#### [Problem description]
Tally how many lines in the data below include "icon", then please reply with only that figure.

START Input

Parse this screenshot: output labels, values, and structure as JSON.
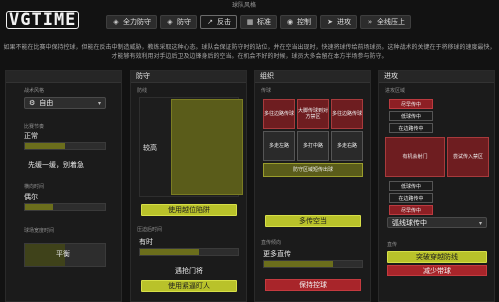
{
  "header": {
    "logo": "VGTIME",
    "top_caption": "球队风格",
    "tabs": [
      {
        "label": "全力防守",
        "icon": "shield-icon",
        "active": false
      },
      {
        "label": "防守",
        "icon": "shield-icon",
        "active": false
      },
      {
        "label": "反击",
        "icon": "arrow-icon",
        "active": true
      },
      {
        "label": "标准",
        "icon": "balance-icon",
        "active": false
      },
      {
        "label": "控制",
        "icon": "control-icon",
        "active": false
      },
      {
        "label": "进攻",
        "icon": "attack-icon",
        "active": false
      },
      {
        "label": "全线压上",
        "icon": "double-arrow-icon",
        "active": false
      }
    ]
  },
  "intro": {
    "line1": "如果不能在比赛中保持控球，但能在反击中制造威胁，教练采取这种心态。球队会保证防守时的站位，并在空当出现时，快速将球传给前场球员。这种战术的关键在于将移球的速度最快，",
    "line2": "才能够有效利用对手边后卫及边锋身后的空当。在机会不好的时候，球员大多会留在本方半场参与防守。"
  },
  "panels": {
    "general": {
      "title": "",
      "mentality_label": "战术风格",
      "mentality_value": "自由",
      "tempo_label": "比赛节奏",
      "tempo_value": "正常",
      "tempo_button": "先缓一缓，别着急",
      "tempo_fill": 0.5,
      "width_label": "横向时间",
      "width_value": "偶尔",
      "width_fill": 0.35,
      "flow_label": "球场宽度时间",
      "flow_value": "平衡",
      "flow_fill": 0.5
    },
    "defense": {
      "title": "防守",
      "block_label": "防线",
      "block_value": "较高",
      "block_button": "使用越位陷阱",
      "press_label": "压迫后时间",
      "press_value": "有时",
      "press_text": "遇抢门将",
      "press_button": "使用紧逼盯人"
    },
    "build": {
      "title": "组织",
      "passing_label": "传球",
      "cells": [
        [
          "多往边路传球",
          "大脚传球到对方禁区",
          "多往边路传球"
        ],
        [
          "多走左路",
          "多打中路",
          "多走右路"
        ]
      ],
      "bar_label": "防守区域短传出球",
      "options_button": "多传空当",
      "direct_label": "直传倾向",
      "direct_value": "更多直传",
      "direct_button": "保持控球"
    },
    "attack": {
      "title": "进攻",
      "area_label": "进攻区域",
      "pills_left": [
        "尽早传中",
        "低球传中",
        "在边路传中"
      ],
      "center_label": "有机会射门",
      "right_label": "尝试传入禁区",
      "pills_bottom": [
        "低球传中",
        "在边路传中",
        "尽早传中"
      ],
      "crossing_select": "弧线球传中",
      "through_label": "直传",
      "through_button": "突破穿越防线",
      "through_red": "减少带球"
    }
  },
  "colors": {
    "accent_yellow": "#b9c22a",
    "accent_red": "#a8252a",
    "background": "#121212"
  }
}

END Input
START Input

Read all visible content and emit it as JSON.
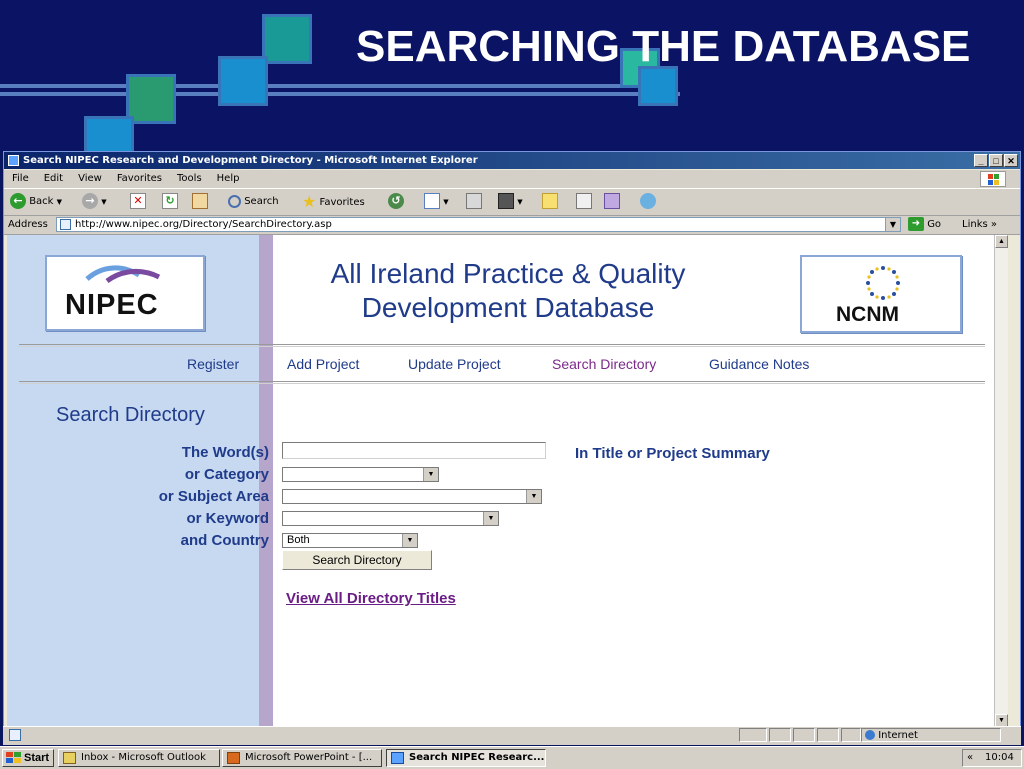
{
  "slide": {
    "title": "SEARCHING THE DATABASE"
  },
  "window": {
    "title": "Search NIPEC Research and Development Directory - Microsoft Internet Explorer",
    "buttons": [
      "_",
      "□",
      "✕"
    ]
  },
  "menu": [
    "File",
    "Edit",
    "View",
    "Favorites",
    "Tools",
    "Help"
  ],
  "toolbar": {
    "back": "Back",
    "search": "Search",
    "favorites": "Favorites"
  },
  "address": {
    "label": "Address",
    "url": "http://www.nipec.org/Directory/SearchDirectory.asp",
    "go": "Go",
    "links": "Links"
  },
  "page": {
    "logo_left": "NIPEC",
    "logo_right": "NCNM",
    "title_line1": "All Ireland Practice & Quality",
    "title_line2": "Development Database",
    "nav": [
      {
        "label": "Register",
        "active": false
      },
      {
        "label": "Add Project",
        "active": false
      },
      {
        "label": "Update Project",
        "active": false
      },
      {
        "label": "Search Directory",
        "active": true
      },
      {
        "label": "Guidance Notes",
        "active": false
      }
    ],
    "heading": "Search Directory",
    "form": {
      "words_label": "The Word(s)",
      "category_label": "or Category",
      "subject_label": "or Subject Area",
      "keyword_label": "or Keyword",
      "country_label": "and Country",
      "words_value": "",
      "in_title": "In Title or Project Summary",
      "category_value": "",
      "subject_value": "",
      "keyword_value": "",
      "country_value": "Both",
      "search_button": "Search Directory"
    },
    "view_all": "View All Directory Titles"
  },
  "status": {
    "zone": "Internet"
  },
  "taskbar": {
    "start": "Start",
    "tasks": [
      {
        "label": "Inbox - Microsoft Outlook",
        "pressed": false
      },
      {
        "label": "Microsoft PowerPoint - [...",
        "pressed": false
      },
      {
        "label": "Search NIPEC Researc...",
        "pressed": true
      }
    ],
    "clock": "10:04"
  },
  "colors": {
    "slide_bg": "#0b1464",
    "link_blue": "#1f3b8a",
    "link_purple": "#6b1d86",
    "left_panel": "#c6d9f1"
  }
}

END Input
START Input

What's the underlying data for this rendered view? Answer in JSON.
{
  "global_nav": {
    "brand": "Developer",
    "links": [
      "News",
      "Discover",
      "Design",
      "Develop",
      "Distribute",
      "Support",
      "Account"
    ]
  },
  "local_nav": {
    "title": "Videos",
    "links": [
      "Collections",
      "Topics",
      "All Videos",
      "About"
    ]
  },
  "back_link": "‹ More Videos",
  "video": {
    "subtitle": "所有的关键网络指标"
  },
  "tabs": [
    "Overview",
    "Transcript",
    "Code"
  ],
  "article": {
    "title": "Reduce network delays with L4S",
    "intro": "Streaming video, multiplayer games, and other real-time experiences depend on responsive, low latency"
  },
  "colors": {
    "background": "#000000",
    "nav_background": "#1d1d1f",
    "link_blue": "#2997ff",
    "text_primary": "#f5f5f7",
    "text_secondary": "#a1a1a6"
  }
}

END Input

#### [Worked solution]
7